* **Website and app data records**
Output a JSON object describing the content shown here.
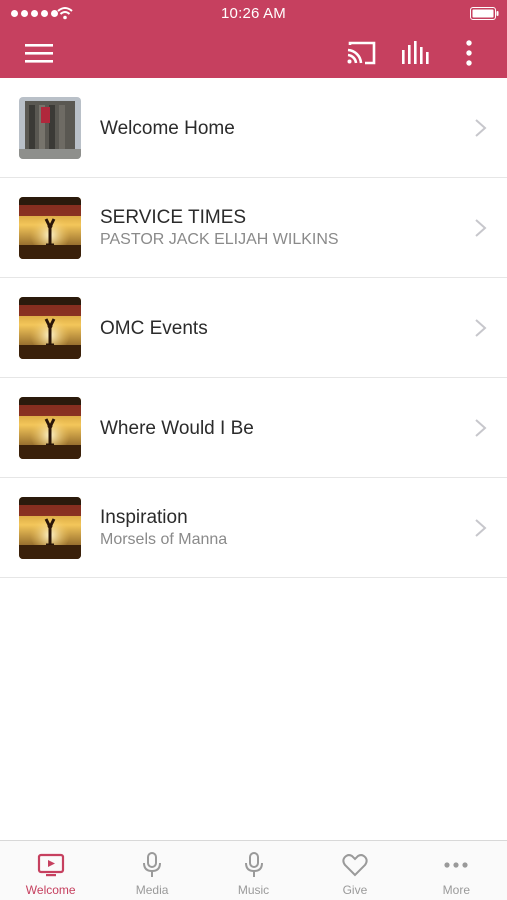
{
  "status_bar": {
    "time": "10:26 AM"
  },
  "colors": {
    "accent": "#c6405f",
    "title": "#2b2b2b",
    "subtitle": "#8a8a8a",
    "inactive": "#9a9a9a"
  },
  "toolbar": {
    "icons": [
      "hamburger-menu-icon",
      "cast-icon",
      "equalizer-icon",
      "vertical-dots-icon"
    ]
  },
  "list": {
    "items": [
      {
        "title": "Welcome Home",
        "subtitle": "",
        "thumbnail": "building-photo"
      },
      {
        "title": "SERVICE TIMES",
        "subtitle": "PASTOR JACK ELIJAH WILKINS",
        "thumbnail": "church-logo"
      },
      {
        "title": "OMC Events",
        "subtitle": "",
        "thumbnail": "church-logo"
      },
      {
        "title": "Where Would I Be",
        "subtitle": "",
        "thumbnail": "church-logo"
      },
      {
        "title": "Inspiration",
        "subtitle": "Morsels of Manna",
        "thumbnail": "church-logo"
      }
    ]
  },
  "tabbar": {
    "tabs": [
      {
        "label": "Welcome",
        "icon": "tv-icon",
        "active": true
      },
      {
        "label": "Media",
        "icon": "microphone-icon",
        "active": false
      },
      {
        "label": "Music",
        "icon": "microphone-icon",
        "active": false
      },
      {
        "label": "Give",
        "icon": "heart-icon",
        "active": false
      },
      {
        "label": "More",
        "icon": "horizontal-dots-icon",
        "active": false
      }
    ]
  }
}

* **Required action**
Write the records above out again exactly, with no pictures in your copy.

* **Written reply**
Output a JSON object describing the content shown here.
{
  "status_bar": {
    "time": "10:26 AM"
  },
  "colors": {
    "accent": "#c6405f",
    "title": "#2b2b2b",
    "subtitle": "#8a8a8a",
    "inactive": "#9a9a9a"
  },
  "toolbar": {
    "icons": [
      "hamburger-menu-icon",
      "cast-icon",
      "equalizer-icon",
      "vertical-dots-icon"
    ]
  },
  "list": {
    "items": [
      {
        "title": "Welcome Home",
        "subtitle": "",
        "thumbnail": "building-photo"
      },
      {
        "title": "SERVICE TIMES",
        "subtitle": "PASTOR JACK ELIJAH WILKINS",
        "thumbnail": "church-logo"
      },
      {
        "title": "OMC Events",
        "subtitle": "",
        "thumbnail": "church-logo"
      },
      {
        "title": "Where Would I Be",
        "subtitle": "",
        "thumbnail": "church-logo"
      },
      {
        "title": "Inspiration",
        "subtitle": "Morsels of Manna",
        "thumbnail": "church-logo"
      }
    ]
  },
  "tabbar": {
    "tabs": [
      {
        "label": "Welcome",
        "icon": "tv-icon",
        "active": true
      },
      {
        "label": "Media",
        "icon": "microphone-icon",
        "active": false
      },
      {
        "label": "Music",
        "icon": "microphone-icon",
        "active": false
      },
      {
        "label": "Give",
        "icon": "heart-icon",
        "active": false
      },
      {
        "label": "More",
        "icon": "horizontal-dots-icon",
        "active": false
      }
    ]
  }
}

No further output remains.